**Excerpted data**
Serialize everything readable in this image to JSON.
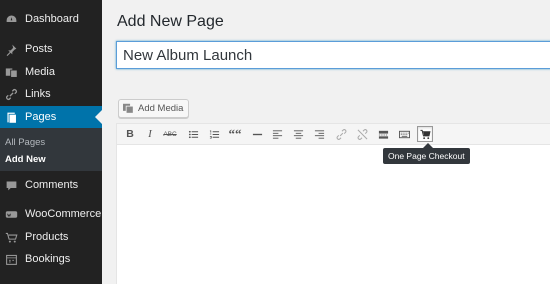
{
  "sidebar": {
    "items": [
      {
        "label": "Dashboard",
        "icon": "dashboard-icon"
      },
      {
        "label": "Posts",
        "icon": "pin-icon"
      },
      {
        "label": "Media",
        "icon": "media-icon"
      },
      {
        "label": "Links",
        "icon": "link-icon"
      },
      {
        "label": "Pages",
        "icon": "page-icon",
        "active": true
      },
      {
        "label": "Comments",
        "icon": "comment-icon"
      },
      {
        "label": "WooCommerce",
        "icon": "woocommerce-icon"
      },
      {
        "label": "Products",
        "icon": "cart-icon"
      },
      {
        "label": "Bookings",
        "icon": "calendar-icon"
      }
    ],
    "submenu": [
      {
        "label": "All Pages"
      },
      {
        "label": "Add New",
        "current": true
      }
    ]
  },
  "main": {
    "page_title": "Add New Page",
    "title_value": "New Album Launch",
    "add_media_label": "Add Media"
  },
  "toolbar": {
    "buttons": [
      "bold",
      "italic",
      "strikethrough",
      "bullet-list",
      "numbered-list",
      "blockquote",
      "horizontal-line",
      "align-left",
      "align-center",
      "align-right",
      "insert-link",
      "remove-link",
      "read-more",
      "toolbar-toggle",
      "one-page-checkout"
    ],
    "bold_label": "B",
    "italic_label": "I",
    "strike_label": "ABC",
    "quote_label": "““",
    "tooltip": "One Page Checkout"
  },
  "colors": {
    "sidebar_bg": "#222222",
    "active_bg": "#0073aa",
    "submenu_bg": "#32373c"
  }
}
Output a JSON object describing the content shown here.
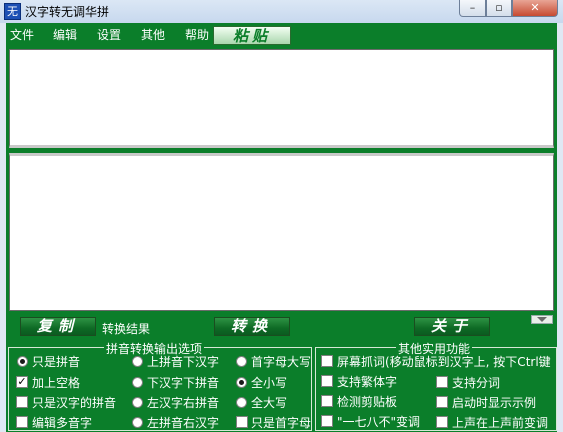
{
  "window": {
    "title": "汉字转无调华拼",
    "icon_char": "无",
    "minimize": "–",
    "maximize": "▫",
    "close": "✕"
  },
  "menu": {
    "items": [
      {
        "label": "文件"
      },
      {
        "label": "编辑"
      },
      {
        "label": "设置"
      },
      {
        "label": "其他"
      },
      {
        "label": "帮助"
      }
    ],
    "paste_label": "粘贴"
  },
  "buttons": {
    "copy": "复制",
    "convert": "转换",
    "about": "关于",
    "result_label": "转换结果"
  },
  "output_options": {
    "title": "拼音转换输出选项",
    "radios": [
      {
        "label": "只是拼音",
        "checked": true
      },
      {
        "label": "上拼音下汉字",
        "checked": false
      },
      {
        "label": "首字母大写",
        "checked": false
      },
      {
        "label": "下汉字下拼音",
        "checked": false
      },
      {
        "label": "全小写",
        "checked": true
      },
      {
        "label": "左汉字右拼音",
        "checked": false
      },
      {
        "label": "全大写",
        "checked": false
      },
      {
        "label": "左拼音右汉字",
        "checked": false
      }
    ],
    "checks": [
      {
        "label": "加上空格",
        "checked": true
      },
      {
        "label": "只是汉字的拼音",
        "checked": false
      },
      {
        "label": "编辑多音字",
        "checked": false
      },
      {
        "label": "只是首字母",
        "checked": false
      }
    ]
  },
  "utility_options": {
    "title": "其他实用功能",
    "checks": [
      {
        "label": "屏幕抓词(移动鼠标到汉字上, 按下Ctrl键",
        "checked": false
      },
      {
        "label": "支持繁体字",
        "checked": false
      },
      {
        "label": "支持分词",
        "checked": false
      },
      {
        "label": "检测剪贴板",
        "checked": false
      },
      {
        "label": "启动时显示示例",
        "checked": false
      },
      {
        "label": "\"一七八不\"变调",
        "checked": false
      },
      {
        "label": "上声在上声前变调",
        "checked": false
      }
    ]
  }
}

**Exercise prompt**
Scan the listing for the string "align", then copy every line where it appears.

**Answer**
      "align-left",
      "align-center",
      "align-right",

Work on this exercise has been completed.